Guitar strapped around her shoulders like a forever-young Jewel. Abbey with her infectious smile and mounds of blond hair that can never grow old and the repertoire of standards. "Oh, You Beautiful Doll," "Alexander's Ragtime Band." "A Bicycle Built For Two." She channeled the spirit of tenor Billy Murray yelling upwards into an archaic microphone circa 1906. There was a woman in the audience at Still Waters Nursing Home not even born in. She was born in 1909, making her 106. Abbey went to the slumber-esque piano. "School Days, school days, good old golden rule days..."
I first saw Scissor Sisters on Late Night with Conan O'Brien singing that outing yourself song, "Take Your Mama Out Tonight." My God! Early '70s Elton and honky cat Southern Rock. I heard it all in that song. I want to see neon, jewel encrusted glasses. (How did we never guess they were gay in the 70s) and hot Roxy Music-Tops of the Pops rebellion. Scissor Sisters -- they're now. Contemporary as we say in 2015 versus '70s lingo. One way or another, gay marriage will be legal. And does this song not remind you of Leo Sayer's "You Make Me Feel Like Dancing"?
Meaghan Trainor's novelty hit, that irresistible, somewhat retro-pop ear candy known as "All About That Bass" was all over the place for awhile. Consequently, it was ripe for parody. A lot of those parodies you find on You Tube are forgettable. At least I hope they are. But this one is clever. An accentuated, Meaghan Trainor look-a-like battling writer's block, stringing out ridiculous rhyming words until she hits on gold by singing about her big butt -- it's appealing. The digs at the pop industry and references to obesity and diabetes add to the fun.
Here's my good friend -- musician, singer and actress Nyssa Duchow. From Dubuque, Iowa, Nyssa has never lost her Midwestern values. She has natural effervescence, an affable quality that comes across in her stage performances or just when you're hanging out, talking to her. Don't think she's not tough, though. Nyssa had the guts to strike out on her own in New York where audition after audition, regardless of whether she gets chosen, she perseveres. She also plays a badass violin.
Walking in the dreary coolness this morning. I was thinking of the life of Brian Wilson & wishing there there was one small space in the sky for a bit of sun. And thinkin' 'bout California CALIFORNIA dream of Californication ...California. The tortured genius of Brian Wilson as I walk on such a fall-like day in May. The chewing sound in this song is Paul McCartney eating celery. This song makes me never want to eat a cheeseburger again.
The hairs on the back of your neck will stand erect and there will be screaming and rocks through windows and...the Fire next Time.

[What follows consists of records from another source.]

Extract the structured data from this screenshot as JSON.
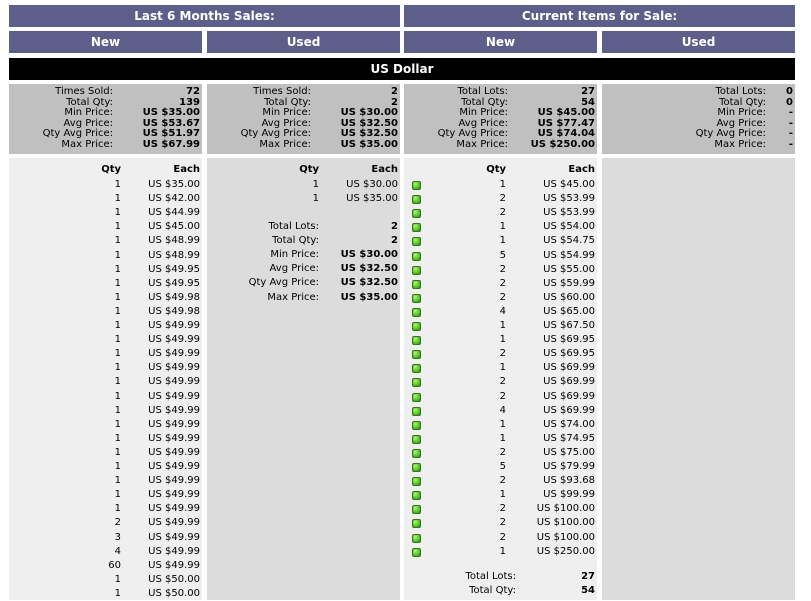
{
  "headers": {
    "last6": "Last 6 Months Sales:",
    "current": "Current Items for Sale:",
    "new": "New",
    "used": "Used"
  },
  "currency_bar": "US Dollar",
  "summary_labels": {
    "times_sold": "Times Sold:",
    "total_lots": "Total Lots:",
    "total_qty": "Total Qty:",
    "min_price": "Min Price:",
    "avg_price": "Avg Price:",
    "qty_avg_price": "Qty Avg Price:",
    "max_price": "Max Price:"
  },
  "summaries": {
    "sold_new": [
      "72",
      "139",
      "US $35.00",
      "US $53.67",
      "US $51.97",
      "US $67.99"
    ],
    "sold_used": [
      "2",
      "2",
      "US $30.00",
      "US $32.50",
      "US $32.50",
      "US $35.00"
    ],
    "cur_new": [
      "27",
      "54",
      "US $45.00",
      "US $77.47",
      "US $74.04",
      "US $250.00"
    ],
    "cur_used": [
      "0",
      "0",
      "-",
      "-",
      "-",
      "-"
    ]
  },
  "col_headers": {
    "qty": "Qty",
    "each": "Each"
  },
  "sold_new_rows": [
    [
      "1",
      "US $35.00"
    ],
    [
      "1",
      "US $42.00"
    ],
    [
      "1",
      "US $44.99"
    ],
    [
      "1",
      "US $45.00"
    ],
    [
      "1",
      "US $48.99"
    ],
    [
      "1",
      "US $48.99"
    ],
    [
      "1",
      "US $49.95"
    ],
    [
      "1",
      "US $49.95"
    ],
    [
      "1",
      "US $49.98"
    ],
    [
      "1",
      "US $49.98"
    ],
    [
      "1",
      "US $49.99"
    ],
    [
      "1",
      "US $49.99"
    ],
    [
      "1",
      "US $49.99"
    ],
    [
      "1",
      "US $49.99"
    ],
    [
      "1",
      "US $49.99"
    ],
    [
      "1",
      "US $49.99"
    ],
    [
      "1",
      "US $49.99"
    ],
    [
      "1",
      "US $49.99"
    ],
    [
      "1",
      "US $49.99"
    ],
    [
      "1",
      "US $49.99"
    ],
    [
      "1",
      "US $49.99"
    ],
    [
      "1",
      "US $49.99"
    ],
    [
      "1",
      "US $49.99"
    ],
    [
      "1",
      "US $49.99"
    ],
    [
      "2",
      "US $49.99"
    ],
    [
      "3",
      "US $49.99"
    ],
    [
      "4",
      "US $49.99"
    ],
    [
      "60",
      "US $49.99"
    ],
    [
      "1",
      "US $50.00"
    ],
    [
      "1",
      "US $50.00"
    ]
  ],
  "sold_used_rows": [
    [
      "1",
      "US $30.00"
    ],
    [
      "1",
      "US $35.00"
    ]
  ],
  "sold_used_totals": {
    "labels": [
      "Total Lots:",
      "Total Qty:",
      "Min Price:",
      "Avg Price:",
      "Qty Avg Price:",
      "Max Price:"
    ],
    "values": [
      "2",
      "2",
      "US $30.00",
      "US $32.50",
      "US $32.50",
      "US $35.00"
    ]
  },
  "cur_new_rows": [
    [
      "1",
      "US $45.00"
    ],
    [
      "2",
      "US $53.99"
    ],
    [
      "2",
      "US $53.99"
    ],
    [
      "1",
      "US $54.00"
    ],
    [
      "1",
      "US $54.75"
    ],
    [
      "5",
      "US $54.99"
    ],
    [
      "2",
      "US $55.00"
    ],
    [
      "2",
      "US $59.99"
    ],
    [
      "2",
      "US $60.00"
    ],
    [
      "4",
      "US $65.00"
    ],
    [
      "1",
      "US $67.50"
    ],
    [
      "1",
      "US $69.95"
    ],
    [
      "2",
      "US $69.95"
    ],
    [
      "1",
      "US $69.99"
    ],
    [
      "2",
      "US $69.99"
    ],
    [
      "2",
      "US $69.99"
    ],
    [
      "4",
      "US $69.99"
    ],
    [
      "1",
      "US $74.00"
    ],
    [
      "1",
      "US $74.95"
    ],
    [
      "2",
      "US $75.00"
    ],
    [
      "5",
      "US $79.99"
    ],
    [
      "2",
      "US $93.68"
    ],
    [
      "1",
      "US $99.99"
    ],
    [
      "2",
      "US $100.00"
    ],
    [
      "2",
      "US $100.00"
    ],
    [
      "2",
      "US $100.00"
    ],
    [
      "1",
      "US $250.00"
    ]
  ],
  "cur_new_totals": {
    "labels": [
      "Total Lots:",
      "Total Qty:"
    ],
    "values": [
      "27",
      "54"
    ]
  },
  "row_icon": "green-box-icon"
}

Don't think about the young rioting blacks called thugs. For this minute, see the mass of white men, women & children gathered around a black body swinging from a tree by a rope. It was a long damn time ago. Why you gotta make everything about race? If you don't do what a cop says, don't be surprised if you get killed. Has nothing to do with race. Why can't they fix their communities? Why keep themselves down? Merry Clayton is an unsung hero of the music of our time. Listen to her stirring cover of Neil Young's "Southern Man." She sang background on the Rolling Stones' "Gimmie Shelter." Here her cover here.

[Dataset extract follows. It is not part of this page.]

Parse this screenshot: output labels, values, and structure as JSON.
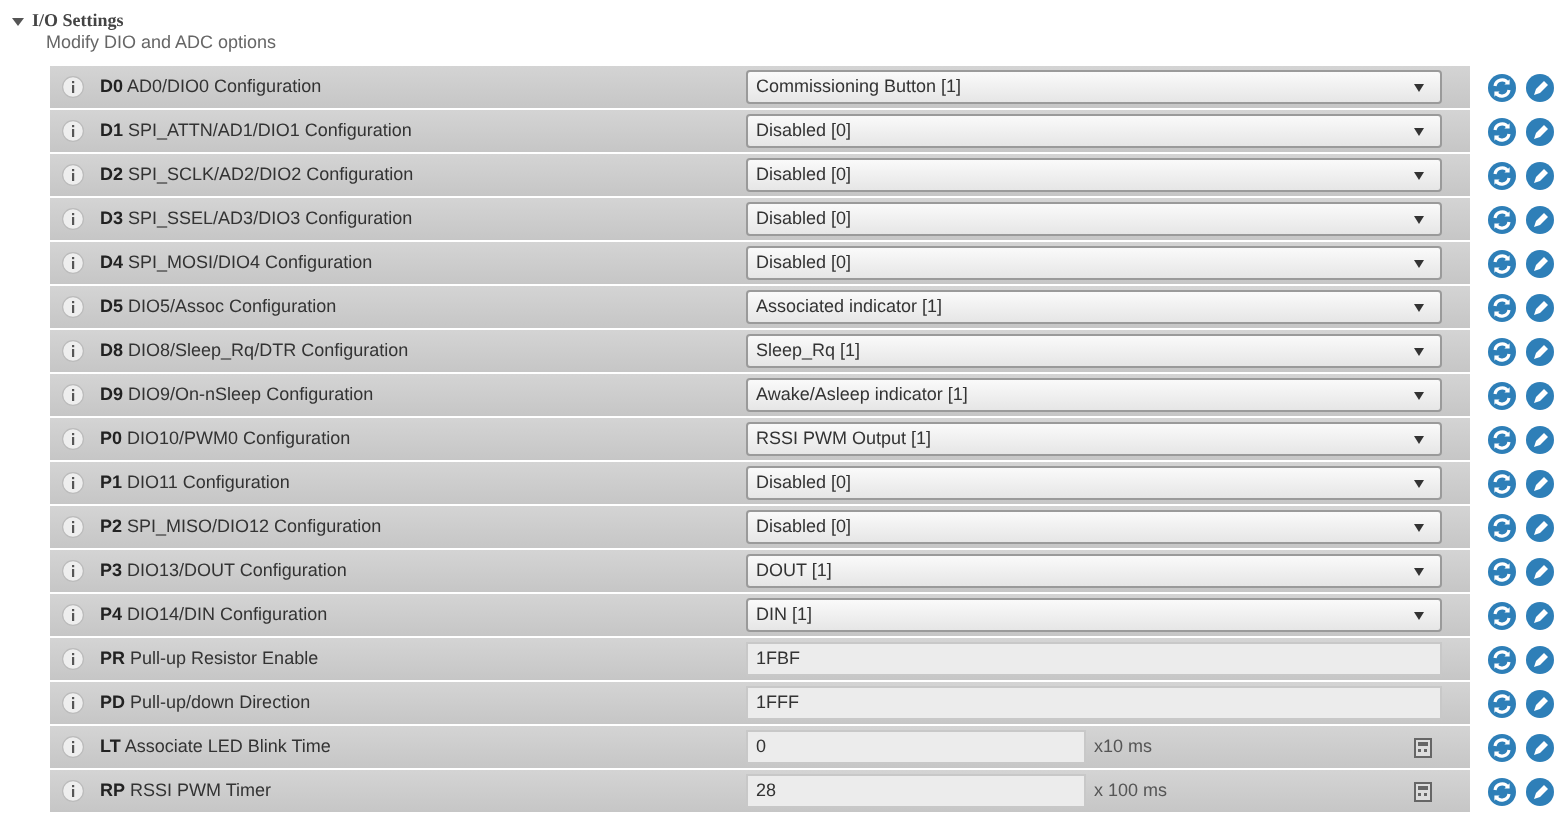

One of my favorite record albums is Sonny and Cher's 1972 All I Ever Need is You chartbuster. I love their cover of this song, which was part of a great soundtrack to the 1991 film, My Girl, set in the early 1970s and staring then child-star Anna Chlumsky. Who cannot love the early '70s? Who cannot love CBS's The Sonny and Cher Comedy Hour? Corny jokes. Guests like California Gov. Ronald Reagan, Flip Wilson and Tom Jones? Sonny and Cher are a huge part of what made the '70s great.
1927. Two men. One cock teasin' woman married to another man. Shots rang out at the old sawmill that night. Then it was all dead man blues, I'm telling you. Young Richard Morris Guy worked at the store owned by the man. Fella' got killed one day. Next day, Ol' Rich Guy got a job at the store across the street. Rich Guy taking his girl to see Marshalls and the rest on a hot Saturday night when the Marshallville Municipal Band would "march from the band shelter to the graveyard." I wonder if he was always yappin' even back then. I like to think of him as naive and so, so sprightly. Late nights the real parties started, shooting dice & Poker games on the Negro side of town where the dixieland band played music the Marshallville Municipal Band never touched. 1922. Trixie Smith records "My Man Rocks Me (With One Steady Roll) for Harlem based Black Swan records.
Such a perfect song for the scrawny, poetic punk rocker who yelled, "Jesus died for our sins, but he didn't die for mine," who sang the Springsteen-penned "Because the Night." Here she sings an old standard, a buxom heartbreaker that made the rounds -- sung by the likes of Julie London and Peggy Lee. Patti Smith. I listen. I know she's known heartbreak.